  41. No LTE
  42. Super finnicky Wifi, often disconnects when asleep
  43. Returning to a wifi location generally requires a reboot — Surface can’t reconnect to previously used wifi points (tested on 6 different ones)
  44. IE11 had poor standards compliance, affecting compatibility with sites and impacting functionality
  45. Missing app: Safari
  46. Every time I hear about a cool new game, it’s for ipad
  47. Missing app: Espresso
  48. Trackpad on keyboard is very small
  49. Blocks of text intermittently, inexplicably disappear when writing
  50. Chrome looks like crap on screen
  51. The way the keyboard magnetically lifts up and connects to the bottom of the screen makes it impossible to perform up swipes to access bottom panel touch items
  52. Typing on the keyboard on a hard flat surface is noisy and bouncy (affecting accuracy), unless you type very lightly
  53. Pen buttons don’t work when composing a note prior to unlocking device.
  54. Touch keyboard not accessible when composing a note prior to unlocking device
  55. Skype video call quality sucks (compared to iPad)
  56. Hidden taskbar (and therefore touch keyboard) inaccesible without using mouse or pen
  57. Precise cursor placement and text selection impossible with fingers in desktop mode
  58. Battery is pretty darn awful
  59. Light on power adapter provides no indication of device’s charge state
  60. It’s too easy to accidentally brush against Home button and get unceremoniously dumped to Home screen
  61. Only black ink available when composing a note prior to unlocking device
  62. Loose keyboard hinge is not optimal for all non-desktop typing situations (i.e. cross legged)
  63. Device bounces awkwardly when typing on non-desktop surfaces

I could have continued expanding this list, but I had to stop somewhere. As I used the Surface Pro 3, the challenges and frustrations continued to collect. I was expecting them to end somewhere, but they never did. For every positive moment I loved using the device using the stylus and OneNote, there were a dozen or more frustrating or unsatisfying ones that made me loathe the damn thing.

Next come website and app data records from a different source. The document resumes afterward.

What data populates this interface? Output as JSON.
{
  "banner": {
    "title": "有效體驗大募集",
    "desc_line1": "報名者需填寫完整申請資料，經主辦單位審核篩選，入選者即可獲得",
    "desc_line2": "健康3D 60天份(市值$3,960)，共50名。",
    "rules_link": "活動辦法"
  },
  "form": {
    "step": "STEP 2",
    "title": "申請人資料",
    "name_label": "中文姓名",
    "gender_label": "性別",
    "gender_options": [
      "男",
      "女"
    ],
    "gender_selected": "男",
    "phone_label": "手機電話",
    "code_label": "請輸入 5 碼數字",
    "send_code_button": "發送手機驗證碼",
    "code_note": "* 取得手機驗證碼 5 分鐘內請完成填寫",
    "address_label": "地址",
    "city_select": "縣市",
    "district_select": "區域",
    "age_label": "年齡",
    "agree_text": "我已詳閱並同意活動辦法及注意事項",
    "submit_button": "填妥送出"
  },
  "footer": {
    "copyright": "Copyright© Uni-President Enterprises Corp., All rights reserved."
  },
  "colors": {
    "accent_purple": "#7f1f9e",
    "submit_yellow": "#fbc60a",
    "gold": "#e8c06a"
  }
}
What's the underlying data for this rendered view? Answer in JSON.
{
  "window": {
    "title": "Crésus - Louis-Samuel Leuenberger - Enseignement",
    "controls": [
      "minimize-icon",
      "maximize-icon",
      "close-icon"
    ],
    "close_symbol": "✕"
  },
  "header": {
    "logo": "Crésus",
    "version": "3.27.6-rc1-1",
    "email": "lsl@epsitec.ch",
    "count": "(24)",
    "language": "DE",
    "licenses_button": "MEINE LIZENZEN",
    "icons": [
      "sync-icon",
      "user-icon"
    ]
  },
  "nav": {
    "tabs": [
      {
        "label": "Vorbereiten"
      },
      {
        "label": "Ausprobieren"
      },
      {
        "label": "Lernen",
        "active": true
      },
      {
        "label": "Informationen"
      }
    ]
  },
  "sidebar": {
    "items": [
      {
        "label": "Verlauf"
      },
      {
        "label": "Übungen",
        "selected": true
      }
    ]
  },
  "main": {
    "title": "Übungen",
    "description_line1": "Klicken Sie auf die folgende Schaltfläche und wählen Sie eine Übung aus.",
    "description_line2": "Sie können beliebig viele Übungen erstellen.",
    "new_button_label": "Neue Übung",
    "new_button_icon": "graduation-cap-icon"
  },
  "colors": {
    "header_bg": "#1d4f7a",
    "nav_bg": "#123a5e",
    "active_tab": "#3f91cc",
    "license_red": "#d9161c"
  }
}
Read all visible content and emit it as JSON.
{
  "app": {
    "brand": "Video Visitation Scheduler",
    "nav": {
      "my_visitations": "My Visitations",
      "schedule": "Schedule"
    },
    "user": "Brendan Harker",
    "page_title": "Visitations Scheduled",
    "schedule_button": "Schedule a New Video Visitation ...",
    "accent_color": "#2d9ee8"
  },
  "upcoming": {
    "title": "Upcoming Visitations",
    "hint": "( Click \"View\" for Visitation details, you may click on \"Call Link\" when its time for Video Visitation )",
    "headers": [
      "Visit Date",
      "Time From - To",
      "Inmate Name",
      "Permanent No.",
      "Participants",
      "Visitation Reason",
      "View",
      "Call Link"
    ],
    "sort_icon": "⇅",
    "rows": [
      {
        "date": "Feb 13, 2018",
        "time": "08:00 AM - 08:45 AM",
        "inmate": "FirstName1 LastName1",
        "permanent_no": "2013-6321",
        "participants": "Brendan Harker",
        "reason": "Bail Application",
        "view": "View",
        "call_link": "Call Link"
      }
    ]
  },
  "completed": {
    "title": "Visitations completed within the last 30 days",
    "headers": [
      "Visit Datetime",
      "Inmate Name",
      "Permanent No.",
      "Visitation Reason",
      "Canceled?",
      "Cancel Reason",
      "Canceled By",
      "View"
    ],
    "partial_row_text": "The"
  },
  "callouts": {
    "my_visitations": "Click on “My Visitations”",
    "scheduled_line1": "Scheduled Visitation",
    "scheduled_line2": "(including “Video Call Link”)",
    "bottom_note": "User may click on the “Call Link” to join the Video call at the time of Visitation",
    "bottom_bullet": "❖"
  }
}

Microsoft could certainly fix many of the problems I had, and maybe they will over time. But, really, shame on that company for failing to thoroughly test a device before shipping it to ensure that its users’ experience is optimal. Instead, I feel like I was part of some grand, expensive beta test with no end.